New company formation, which to me is a sign that innovation is being translated into companies and potential new products, was up in the first quarter of 2011 over the same quarter in 2010. San Diego gained biotech jobs in 2009, the most recent year in which data were collected, while the rest of the state lost jobs. Biocom membership is up by 75 companies this year. The last two PwC Money Tree reports on venture investment in Southern CA biotechs and device companies indicates growth from about $1.5 billion in the first half of 2010 to $1.6 billion in the first two quarters of 2011. San Diego also has three of the fastest growing device companies in the world—Volcano (NASDAQ: VOLC), Nuvasive (NASDAQ: NUVA), and CareFusion (NYSE: CFN). A reason to be even more optimistic is the evolution and diversity of technologies being developed here, including the new fields as wireless health, biofuels, and industrial biotechnology.
X: What are your priorities?
JP: In this year and next, my number one priority is to influence reform at FDA that moves the agency more toward an appreciation of the importance of innovative products and away from a risk-averse mindset in product review. We can’t afford more situations such as the rejections and delays in review of Arena’s obesity product, and Amylin’s new diabetes drug.
Our overall priorities are: 1) To anticipate and shape the legislative landscape in Sacramento and Washington. For the last two years we’ve been most focused on DC, given the activity around health care and patent reform. We achieved a victory with the 12 years of exclusivity for biosimilars; we’re still fighting the medical device excise tax that imposes a $20 billion tax on our young companies. 2) To aggressively attract more capital and investors to the Southern California region. This year we launched our first global life science and pharma partnering conference. A couple of months ago, we released a new video presentation on the strength of the Southern California life sciences cluster. 3) To provide more opportunity for member-to-member networking and collaboration. It’s what we are known for as a cluster, but we’ve expanded our role in this area to creating a new section for CROs, which now account for a large and important sector of the regional industry. 4) To continue to create what I refer to as a “home grown workforce.” Our BIOCOM Institute is partnering with high schools, universities, member companies, and other associations to ensure that we drive economic growth in existing and emerging clusters. They brought $9 million in grant funding last year to develop programs to train a range of professionals from laboratory technicians to biofuels engineers. They’ve just created a post-doctoral immersion programs to give PhD’s some experience in an industry environment so that they are prepared and know what to expect when moving from academia to the private sector.

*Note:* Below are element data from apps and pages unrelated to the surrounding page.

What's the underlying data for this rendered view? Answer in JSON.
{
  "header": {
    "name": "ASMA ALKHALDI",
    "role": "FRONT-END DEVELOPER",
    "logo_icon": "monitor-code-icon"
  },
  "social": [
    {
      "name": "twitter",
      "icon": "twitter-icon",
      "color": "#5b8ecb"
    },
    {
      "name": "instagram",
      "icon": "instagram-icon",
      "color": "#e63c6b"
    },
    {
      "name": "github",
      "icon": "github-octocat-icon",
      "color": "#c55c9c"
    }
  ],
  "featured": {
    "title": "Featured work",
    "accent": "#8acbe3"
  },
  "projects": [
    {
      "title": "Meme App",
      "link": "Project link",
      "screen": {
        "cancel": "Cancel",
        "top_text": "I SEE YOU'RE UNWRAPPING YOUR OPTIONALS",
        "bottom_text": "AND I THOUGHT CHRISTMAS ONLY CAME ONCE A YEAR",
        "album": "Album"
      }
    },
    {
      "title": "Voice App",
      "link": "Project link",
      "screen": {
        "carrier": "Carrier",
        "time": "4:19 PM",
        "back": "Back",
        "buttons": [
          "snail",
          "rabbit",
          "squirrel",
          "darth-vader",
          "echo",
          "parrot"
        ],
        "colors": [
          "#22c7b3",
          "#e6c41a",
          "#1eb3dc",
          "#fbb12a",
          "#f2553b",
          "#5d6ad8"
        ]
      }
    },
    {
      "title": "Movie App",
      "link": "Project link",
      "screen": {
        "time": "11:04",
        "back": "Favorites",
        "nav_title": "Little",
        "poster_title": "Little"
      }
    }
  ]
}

X: A freebie: Is there anything else on your mind these days?
JP: China is big on my mind these days. I’ve visited China with our members and with state legislators five times in the past 18 months and I’m returning again in October. China is rapidly moving to expand its health care system into the countryside, and to an ever-more affluent population. The portion of the Chinese population today that can afford private health insurance is equal to the entire population of the United States. We’ve created relationships with five key organizations in China that want innovative drugs and devices, and they also want to tap into the experience base that we’ve created in San Diego. The Chinese government will provide funding to companies interested in setting up operations there. The Chinese government also is addressing the issue of intellectual property protection. They have begun to realize that their own move toward creating an innovation-based life science industry will be thwarted without strong IP protection. My goal is to build a working relationship between Southern California and China’s pharma and device companies, and associations in such places as Beijing and Shanghai.